■ TRY IT ■
Return each line of the data below exactly, omitting any pictures.

·····

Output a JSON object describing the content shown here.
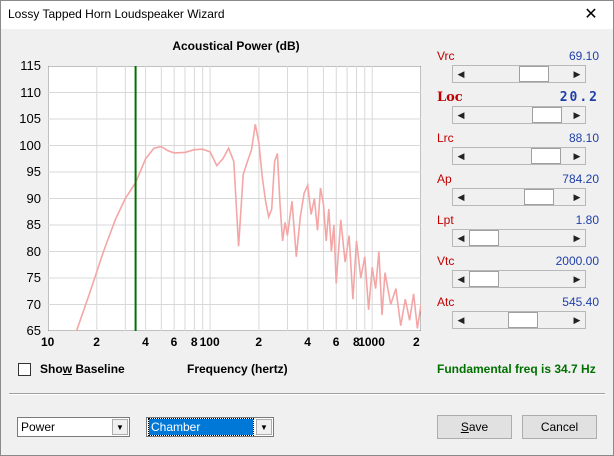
{
  "window": {
    "title": "Lossy Tapped Horn Loudspeaker Wizard",
    "close_glyph": "✕"
  },
  "chart": {
    "title": "Acoustical Power (dB)",
    "xlabel": "Frequency (hertz)"
  },
  "chart_data": {
    "type": "line",
    "title": "Acoustical Power (dB)",
    "xlabel": "Frequency (hertz)",
    "ylabel": "",
    "xscale": "log",
    "xlim": [
      10,
      2000
    ],
    "ylim": [
      65,
      115
    ],
    "yticks": [
      "115",
      "110",
      "105",
      "100",
      "95",
      "90",
      "85",
      "80",
      "75",
      "70",
      "65"
    ],
    "xticks": [
      "10",
      "2",
      "4",
      "6",
      "8",
      "100",
      "2",
      "4",
      "6",
      "8",
      "1000",
      "2"
    ],
    "xtick_freqs": [
      10,
      20,
      40,
      60,
      80,
      100,
      200,
      400,
      600,
      800,
      1000,
      2000
    ],
    "marker_freq": 34.7,
    "marker_color": "#007000",
    "line_color": "#f4a6a6",
    "grid": true,
    "series": [
      {
        "x": [
          15,
          18,
          22,
          26,
          30,
          34.7,
          40,
          45,
          50,
          55,
          60,
          70,
          80,
          90,
          100,
          110,
          120,
          130,
          140,
          150,
          160,
          170,
          180,
          190,
          200,
          210,
          220,
          230,
          240,
          250,
          260,
          270,
          280,
          290,
          300,
          320,
          340,
          360,
          380,
          400,
          420,
          440,
          460,
          480,
          500,
          520,
          540,
          560,
          580,
          600,
          640,
          680,
          720,
          760,
          800,
          850,
          900,
          950,
          1000,
          1050,
          1100,
          1150,
          1200,
          1300,
          1400,
          1500,
          1600,
          1700,
          1800,
          1900,
          2000
        ],
        "y": [
          65,
          72,
          80,
          86,
          90,
          93,
          97.5,
          99.5,
          99.8,
          99,
          98.6,
          98.7,
          99.2,
          99.3,
          98.8,
          96.2,
          97.5,
          99.5,
          97,
          81,
          94.5,
          97,
          99.2,
          104,
          100.5,
          94,
          89.5,
          86.5,
          88,
          97,
          98.5,
          89,
          82,
          85.5,
          83,
          89.5,
          79,
          86.5,
          91,
          92.5,
          87,
          90,
          84,
          92,
          89,
          82,
          88,
          80,
          85,
          74,
          86,
          78,
          83,
          71,
          82,
          75,
          79,
          69,
          77,
          73,
          80,
          68,
          76,
          70,
          73,
          66,
          71,
          67,
          72,
          65.5,
          70
        ]
      }
    ]
  },
  "controls": [
    {
      "name": "Vrc",
      "value": "69.10",
      "fraction": 0.72
    },
    {
      "name": "Loc",
      "value": "20.2",
      "fraction": 0.9,
      "big": true
    },
    {
      "name": "Lrc",
      "value": "88.10",
      "fraction": 0.88
    },
    {
      "name": "Ap",
      "value": "784.20",
      "fraction": 0.78
    },
    {
      "name": "Lpt",
      "value": "1.80",
      "fraction": 0.0
    },
    {
      "name": "Vtc",
      "value": "2000.00",
      "fraction": 0.0
    },
    {
      "name": "Atc",
      "value": "545.40",
      "fraction": 0.55
    }
  ],
  "fundamental": "Fundamental freq is 34.7 Hz",
  "show_baseline": {
    "label_pre": "Sho",
    "label_key": "w",
    "label_post": " Baseline",
    "checked": false
  },
  "combo_power": {
    "value": "Power"
  },
  "combo_chamber": {
    "value": "Chamber"
  },
  "buttons": {
    "save_pre": "",
    "save_key": "S",
    "save_post": "ave",
    "cancel": "Cancel"
  },
  "arrows": {
    "left": "◀",
    "right": "▶",
    "down": "▼"
  }
}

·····

■ EXERCISE SOLUTION ■
Output a JSON object describing the content shown here.
{
  "window": {
    "title": "Lossy Tapped Horn Loudspeaker Wizard",
    "close_glyph": "✕"
  },
  "chart": {
    "title": "Acoustical Power (dB)",
    "xlabel": "Frequency (hertz)"
  },
  "chart_data": {
    "type": "line",
    "title": "Acoustical Power (dB)",
    "xlabel": "Frequency (hertz)",
    "ylabel": "",
    "xscale": "log",
    "xlim": [
      10,
      2000
    ],
    "ylim": [
      65,
      115
    ],
    "yticks": [
      "115",
      "110",
      "105",
      "100",
      "95",
      "90",
      "85",
      "80",
      "75",
      "70",
      "65"
    ],
    "xticks": [
      "10",
      "2",
      "4",
      "6",
      "8",
      "100",
      "2",
      "4",
      "6",
      "8",
      "1000",
      "2"
    ],
    "xtick_freqs": [
      10,
      20,
      40,
      60,
      80,
      100,
      200,
      400,
      600,
      800,
      1000,
      2000
    ],
    "marker_freq": 34.7,
    "marker_color": "#007000",
    "line_color": "#f4a6a6",
    "grid": true,
    "series": [
      {
        "x": [
          15,
          18,
          22,
          26,
          30,
          34.7,
          40,
          45,
          50,
          55,
          60,
          70,
          80,
          90,
          100,
          110,
          120,
          130,
          140,
          150,
          160,
          170,
          180,
          190,
          200,
          210,
          220,
          230,
          240,
          250,
          260,
          270,
          280,
          290,
          300,
          320,
          340,
          360,
          380,
          400,
          420,
          440,
          460,
          480,
          500,
          520,
          540,
          560,
          580,
          600,
          640,
          680,
          720,
          760,
          800,
          850,
          900,
          950,
          1000,
          1050,
          1100,
          1150,
          1200,
          1300,
          1400,
          1500,
          1600,
          1700,
          1800,
          1900,
          2000
        ],
        "y": [
          65,
          72,
          80,
          86,
          90,
          93,
          97.5,
          99.5,
          99.8,
          99,
          98.6,
          98.7,
          99.2,
          99.3,
          98.8,
          96.2,
          97.5,
          99.5,
          97,
          81,
          94.5,
          97,
          99.2,
          104,
          100.5,
          94,
          89.5,
          86.5,
          88,
          97,
          98.5,
          89,
          82,
          85.5,
          83,
          89.5,
          79,
          86.5,
          91,
          92.5,
          87,
          90,
          84,
          92,
          89,
          82,
          88,
          80,
          85,
          74,
          86,
          78,
          83,
          71,
          82,
          75,
          79,
          69,
          77,
          73,
          80,
          68,
          76,
          70,
          73,
          66,
          71,
          67,
          72,
          65.5,
          70
        ]
      }
    ]
  },
  "controls": [
    {
      "name": "Vrc",
      "value": "69.10",
      "fraction": 0.72
    },
    {
      "name": "Loc",
      "value": "20.2",
      "fraction": 0.9,
      "big": true
    },
    {
      "name": "Lrc",
      "value": "88.10",
      "fraction": 0.88
    },
    {
      "name": "Ap",
      "value": "784.20",
      "fraction": 0.78
    },
    {
      "name": "Lpt",
      "value": "1.80",
      "fraction": 0.0
    },
    {
      "name": "Vtc",
      "value": "2000.00",
      "fraction": 0.0
    },
    {
      "name": "Atc",
      "value": "545.40",
      "fraction": 0.55
    }
  ],
  "fundamental": "Fundamental freq is 34.7 Hz",
  "show_baseline": {
    "label_pre": "Sho",
    "label_key": "w",
    "label_post": " Baseline",
    "checked": false
  },
  "combo_power": {
    "value": "Power"
  },
  "combo_chamber": {
    "value": "Chamber"
  },
  "buttons": {
    "save_pre": "",
    "save_key": "S",
    "save_post": "ave",
    "cancel": "Cancel"
  },
  "arrows": {
    "left": "◀",
    "right": "▶",
    "down": "▼"
  }
}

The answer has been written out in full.